(Page and application data records)
________

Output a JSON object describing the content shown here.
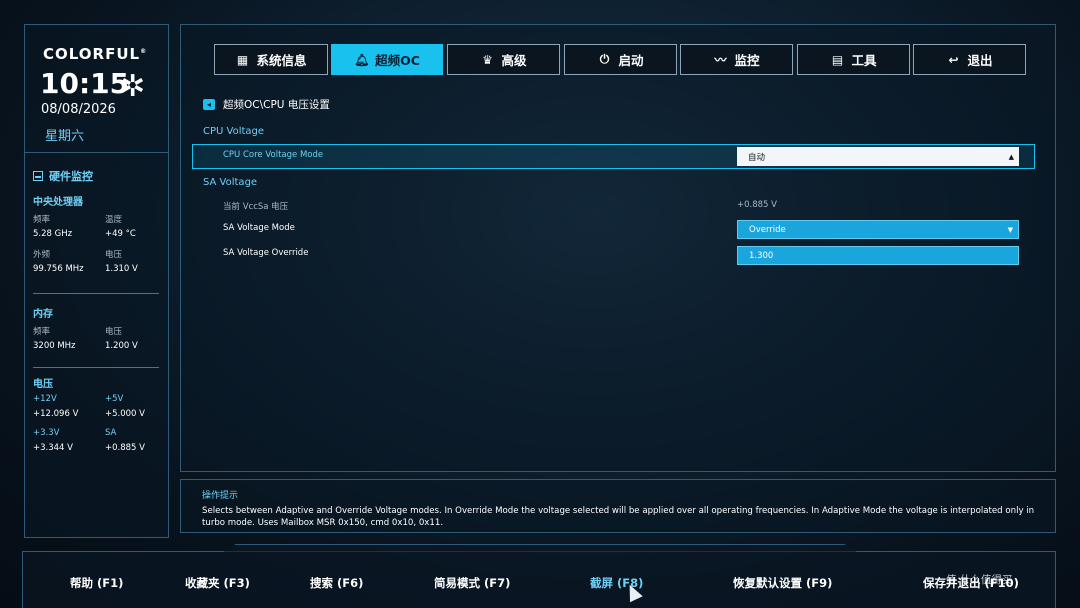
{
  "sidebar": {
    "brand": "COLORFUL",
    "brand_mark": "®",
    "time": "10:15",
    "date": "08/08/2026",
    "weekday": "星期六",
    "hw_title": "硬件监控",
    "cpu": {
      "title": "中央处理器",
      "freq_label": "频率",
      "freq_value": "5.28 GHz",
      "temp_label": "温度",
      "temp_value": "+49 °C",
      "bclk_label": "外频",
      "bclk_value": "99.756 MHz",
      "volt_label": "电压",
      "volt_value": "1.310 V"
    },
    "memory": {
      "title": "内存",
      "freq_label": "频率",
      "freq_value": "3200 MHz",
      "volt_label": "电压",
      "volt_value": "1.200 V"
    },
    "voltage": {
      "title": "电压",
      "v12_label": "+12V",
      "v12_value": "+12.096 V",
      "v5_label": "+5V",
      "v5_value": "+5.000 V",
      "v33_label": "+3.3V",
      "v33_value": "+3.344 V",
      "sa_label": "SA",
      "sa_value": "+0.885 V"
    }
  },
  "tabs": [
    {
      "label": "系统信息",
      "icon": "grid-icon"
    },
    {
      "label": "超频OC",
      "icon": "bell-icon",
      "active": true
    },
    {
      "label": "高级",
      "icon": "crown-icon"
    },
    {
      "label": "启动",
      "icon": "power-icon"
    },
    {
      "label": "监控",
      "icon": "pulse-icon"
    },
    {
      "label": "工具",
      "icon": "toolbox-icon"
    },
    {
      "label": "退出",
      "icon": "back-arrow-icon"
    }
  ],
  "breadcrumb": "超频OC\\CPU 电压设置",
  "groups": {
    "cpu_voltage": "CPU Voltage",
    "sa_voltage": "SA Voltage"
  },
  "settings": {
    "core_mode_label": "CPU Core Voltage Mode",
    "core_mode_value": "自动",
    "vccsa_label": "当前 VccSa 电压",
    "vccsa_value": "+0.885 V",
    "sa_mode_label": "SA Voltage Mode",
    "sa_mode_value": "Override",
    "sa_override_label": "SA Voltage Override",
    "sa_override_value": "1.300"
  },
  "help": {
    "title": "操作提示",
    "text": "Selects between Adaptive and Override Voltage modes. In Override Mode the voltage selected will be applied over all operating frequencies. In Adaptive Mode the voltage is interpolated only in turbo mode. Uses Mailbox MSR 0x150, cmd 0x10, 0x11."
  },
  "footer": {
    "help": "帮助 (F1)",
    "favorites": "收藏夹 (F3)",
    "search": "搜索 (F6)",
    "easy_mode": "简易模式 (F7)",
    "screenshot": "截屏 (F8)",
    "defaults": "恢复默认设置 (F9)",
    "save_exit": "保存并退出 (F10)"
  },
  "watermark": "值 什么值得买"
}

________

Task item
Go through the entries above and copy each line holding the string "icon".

Response below
      "icon": "grid-icon"
      "icon": "bell-icon",
      "icon": "crown-icon"
      "icon": "power-icon"
      "icon": "pulse-icon"
      "icon": "toolbox-icon"
      "icon": "back-arrow-icon"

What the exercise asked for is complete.